World News - Officials: Hundreds die in huge Honduras prison fire | Honduras prison fire | Scoop.it

1. This column is about the hundreds that died in a prison fire in Honduras this past Tuesday.

2.

There are 358 people confirmed dead.

The prison was only meant to hold around 400 people, but instead had 856 inmates.

Around 475 people escaped.

Around 356 people are missing and presumed dead.

The local governor, a former employee at the penitentiary, told reporters that an inmate called her moments before the fire and said he was going to set the 1940s-era facility on fire and kill everyone inside.

The fire had spread within minutes and killed many trapped inmates because the firefighters struggled to find the officials who had the keys.

Dozens of the inmates' relatives were seen throwing rocks at officers demanding to see the bodies of their loved ones.

The U.S. State Department has criticized Honduras for "harsh prison conditions" and violence against detainees.

Honduras has 24 prisons, 23 for men or both genders, and one exclusively for women. The total prison population in December was 11,846 of which 411 were women.

 3. I think that the writer feels as though there is a huge danger in hundreds of prisoners escaping the fire.

4. No. The author mentions multiple times throughout the article that many of the inmates had been charged with violent and threatening crimes such as armed robbery and homicide. Because this fact was used in excess, I have assumed that the author is trying to stress the danger of this horrific event.

6. I have learned that this columnist is very good at covering the basis and leaving the rest for the reader to infer. For instance, the author does not mention whether or not they think that so many criminals dying in a fire is better than them escaping from the penitentiary.

7. This article is written for the type of reader who would like to know more about the Honduras fire without a direct moral compass leading them into what they should or should not belive about this issue.

8. Yes, from the high criminal rate to the clear violation of the population of the prison, I do believe that Honduras is far less safe than it was two weeks ago before hundreds escaped and even more were killed.

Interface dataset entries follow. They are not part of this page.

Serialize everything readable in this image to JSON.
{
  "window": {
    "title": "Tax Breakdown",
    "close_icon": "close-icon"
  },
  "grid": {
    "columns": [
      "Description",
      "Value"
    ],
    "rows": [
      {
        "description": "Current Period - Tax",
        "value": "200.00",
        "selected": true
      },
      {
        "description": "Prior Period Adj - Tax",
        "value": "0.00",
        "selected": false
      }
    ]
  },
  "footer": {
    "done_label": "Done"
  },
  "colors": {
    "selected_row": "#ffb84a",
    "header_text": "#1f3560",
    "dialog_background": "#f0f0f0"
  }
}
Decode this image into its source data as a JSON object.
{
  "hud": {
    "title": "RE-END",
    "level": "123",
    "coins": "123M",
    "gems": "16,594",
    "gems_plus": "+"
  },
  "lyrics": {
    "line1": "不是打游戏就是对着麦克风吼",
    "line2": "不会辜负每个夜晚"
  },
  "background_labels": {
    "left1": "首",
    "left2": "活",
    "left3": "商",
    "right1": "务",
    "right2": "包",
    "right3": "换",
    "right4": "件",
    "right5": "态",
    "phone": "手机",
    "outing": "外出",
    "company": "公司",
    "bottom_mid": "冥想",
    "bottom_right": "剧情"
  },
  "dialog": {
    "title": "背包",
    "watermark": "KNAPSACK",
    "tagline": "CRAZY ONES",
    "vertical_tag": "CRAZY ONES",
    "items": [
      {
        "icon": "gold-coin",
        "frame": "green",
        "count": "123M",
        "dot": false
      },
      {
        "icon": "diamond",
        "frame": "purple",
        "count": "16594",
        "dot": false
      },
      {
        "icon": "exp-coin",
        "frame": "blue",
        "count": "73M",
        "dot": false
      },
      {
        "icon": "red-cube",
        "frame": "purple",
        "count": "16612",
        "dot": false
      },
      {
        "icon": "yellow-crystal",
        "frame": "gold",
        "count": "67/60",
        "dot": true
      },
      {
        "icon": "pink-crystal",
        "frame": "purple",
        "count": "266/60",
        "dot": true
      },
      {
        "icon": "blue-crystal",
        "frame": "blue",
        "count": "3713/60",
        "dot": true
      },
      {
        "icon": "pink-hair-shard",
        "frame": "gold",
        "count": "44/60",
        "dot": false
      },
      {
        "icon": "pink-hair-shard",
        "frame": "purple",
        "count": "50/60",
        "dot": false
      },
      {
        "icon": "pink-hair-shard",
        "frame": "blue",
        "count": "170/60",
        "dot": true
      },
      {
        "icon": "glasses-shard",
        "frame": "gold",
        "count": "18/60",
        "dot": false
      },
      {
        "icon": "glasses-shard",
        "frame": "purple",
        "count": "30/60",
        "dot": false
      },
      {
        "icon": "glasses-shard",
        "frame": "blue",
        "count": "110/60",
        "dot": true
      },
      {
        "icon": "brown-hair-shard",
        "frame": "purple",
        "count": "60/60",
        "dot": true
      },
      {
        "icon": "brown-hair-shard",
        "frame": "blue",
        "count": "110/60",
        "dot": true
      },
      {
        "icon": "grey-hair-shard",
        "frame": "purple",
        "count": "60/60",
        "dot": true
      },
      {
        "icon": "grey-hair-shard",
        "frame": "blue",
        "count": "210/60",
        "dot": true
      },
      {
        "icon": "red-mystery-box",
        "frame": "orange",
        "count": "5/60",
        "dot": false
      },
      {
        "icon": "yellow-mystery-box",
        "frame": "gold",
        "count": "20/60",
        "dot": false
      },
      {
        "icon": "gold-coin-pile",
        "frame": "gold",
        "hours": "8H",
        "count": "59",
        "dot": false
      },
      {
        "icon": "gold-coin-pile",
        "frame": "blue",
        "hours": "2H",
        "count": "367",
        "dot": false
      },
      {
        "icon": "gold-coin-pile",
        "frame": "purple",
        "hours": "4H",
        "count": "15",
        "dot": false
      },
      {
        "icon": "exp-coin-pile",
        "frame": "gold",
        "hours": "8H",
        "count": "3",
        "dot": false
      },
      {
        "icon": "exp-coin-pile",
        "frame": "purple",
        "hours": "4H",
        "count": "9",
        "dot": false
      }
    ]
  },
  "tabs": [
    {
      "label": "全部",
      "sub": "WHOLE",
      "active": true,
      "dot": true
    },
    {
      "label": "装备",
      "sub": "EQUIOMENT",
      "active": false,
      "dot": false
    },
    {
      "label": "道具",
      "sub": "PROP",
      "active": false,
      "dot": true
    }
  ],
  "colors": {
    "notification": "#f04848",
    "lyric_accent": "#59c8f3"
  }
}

2. The main purpose of this article was to inform the reader, not to convince them of anything. However, I do believe that by repeating some very obvious facts and leaving other bigger issues open leads the reader into believing that it wouldn’t have been so bad if more inmates had perished in the fire due to the more dangerous conditions that the streets of Honduras are now facing. The author goes into detail about what is surrounding the prison, insinuating the reader to imagine criminals fleeing in the night. He also reflects back on past fires and the staggering numbers that they have killed without a trace of remorse for all of the lives lost. In fact, “the U.S. State Department has criticized Honduras for ‘harsh prison conditions’ and violence against detainees.” This further defends built up rage that the prisoners could have making them even more dangerous than if they had just burned in the fire and been forgotten like the hundreds of others.